*ASSIGNED TASK:* Write out each record below exactly, but not the pictures.

Data about app and page elements
= = = =
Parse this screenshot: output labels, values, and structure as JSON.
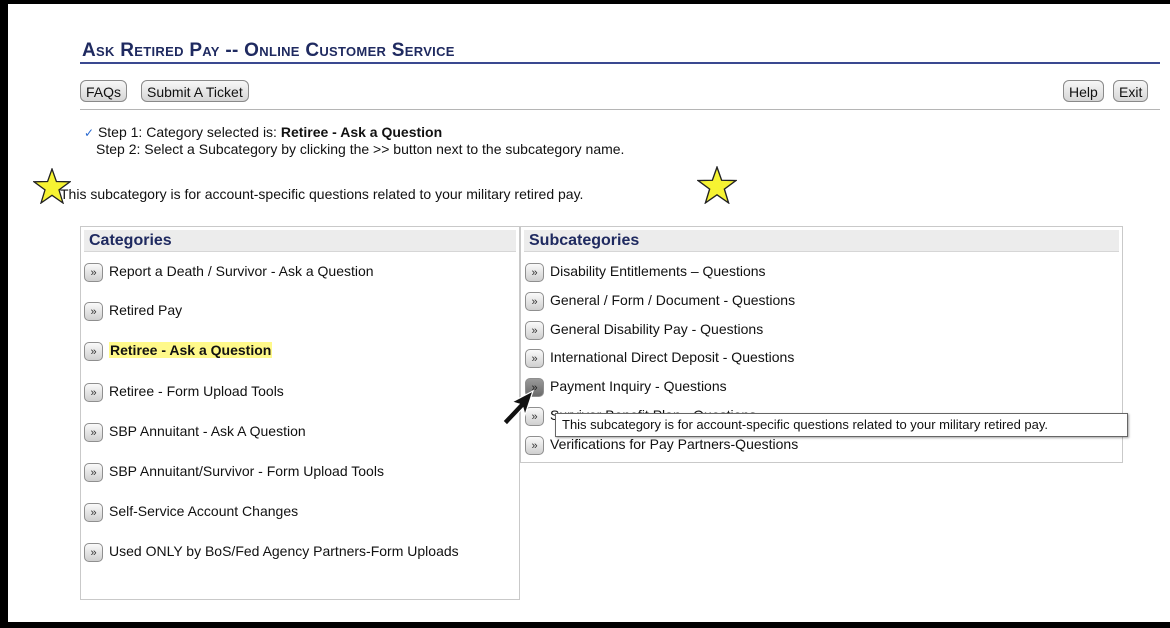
{
  "header": {
    "title": "Ask Retired Pay -- Online Customer Service"
  },
  "toolbar": {
    "faqs_label": "FAQs",
    "submit_label": "Submit A Ticket",
    "help_label": "Help",
    "exit_label": "Exit"
  },
  "steps": {
    "check": "✓",
    "step1_prefix": "Step 1: Category selected is: ",
    "step1_value": "Retiree - Ask a Question",
    "step2": "Step 2: Select a Subcategory by clicking the >> button next to the subcategory name."
  },
  "info": {
    "text": "This subcategory is for account-specific questions related to your military retired pay.",
    "star_icon": "star-icon",
    "star_color": "#f6f332"
  },
  "categories": {
    "header": "Categories",
    "button_glyph": "»",
    "highlight_color": "#fff98a",
    "items": [
      {
        "label": "Report a Death / Survivor - Ask a Question"
      },
      {
        "label": "Retired Pay"
      },
      {
        "label": "Retiree - Ask a Question",
        "selected": true
      },
      {
        "label": "Retiree - Form Upload Tools"
      },
      {
        "label": "SBP Annuitant - Ask A Question"
      },
      {
        "label": "SBP Annuitant/Survivor - Form Upload Tools"
      },
      {
        "label": "Self-Service Account Changes"
      },
      {
        "label": "Used ONLY by BoS/Fed Agency Partners-Form Uploads"
      }
    ]
  },
  "subcategories": {
    "header": "Subcategories",
    "button_glyph": "»",
    "items": [
      {
        "label": "Disability Entitlements – Questions"
      },
      {
        "label": "General / Form / Document - Questions"
      },
      {
        "label": "General Disability Pay - Questions"
      },
      {
        "label": "International Direct Deposit - Questions"
      },
      {
        "label": "Payment Inquiry - Questions",
        "hovered": true
      },
      {
        "label": "Survivor Benefit Plan - Questions"
      },
      {
        "label": "Verifications for Pay Partners-Questions"
      }
    ]
  },
  "tooltip": {
    "text": "This subcategory is for account-specific questions related to your military retired pay."
  },
  "cursor": {
    "icon": "arrow-cursor-icon"
  }
}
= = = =
*SOLUTION FOR THIS TASK:*
Parse this screenshot: output labels, values, and structure as JSON.
{
  "header": {
    "title": "Ask Retired Pay -- Online Customer Service"
  },
  "toolbar": {
    "faqs_label": "FAQs",
    "submit_label": "Submit A Ticket",
    "help_label": "Help",
    "exit_label": "Exit"
  },
  "steps": {
    "check": "✓",
    "step1_prefix": "Step 1: Category selected is: ",
    "step1_value": "Retiree - Ask a Question",
    "step2": "Step 2: Select a Subcategory by clicking the >> button next to the subcategory name."
  },
  "info": {
    "text": "This subcategory is for account-specific questions related to your military retired pay.",
    "star_icon": "star-icon",
    "star_color": "#f6f332"
  },
  "categories": {
    "header": "Categories",
    "button_glyph": "»",
    "highlight_color": "#fff98a",
    "items": [
      {
        "label": "Report a Death / Survivor - Ask a Question"
      },
      {
        "label": "Retired Pay"
      },
      {
        "label": "Retiree - Ask a Question",
        "selected": true
      },
      {
        "label": "Retiree - Form Upload Tools"
      },
      {
        "label": "SBP Annuitant - Ask A Question"
      },
      {
        "label": "SBP Annuitant/Survivor - Form Upload Tools"
      },
      {
        "label": "Self-Service Account Changes"
      },
      {
        "label": "Used ONLY by BoS/Fed Agency Partners-Form Uploads"
      }
    ]
  },
  "subcategories": {
    "header": "Subcategories",
    "button_glyph": "»",
    "items": [
      {
        "label": "Disability Entitlements – Questions"
      },
      {
        "label": "General / Form / Document - Questions"
      },
      {
        "label": "General Disability Pay - Questions"
      },
      {
        "label": "International Direct Deposit - Questions"
      },
      {
        "label": "Payment Inquiry - Questions",
        "hovered": true
      },
      {
        "label": "Survivor Benefit Plan - Questions"
      },
      {
        "label": "Verifications for Pay Partners-Questions"
      }
    ]
  },
  "tooltip": {
    "text": "This subcategory is for account-specific questions related to your military retired pay."
  },
  "cursor": {
    "icon": "arrow-cursor-icon"
  }
}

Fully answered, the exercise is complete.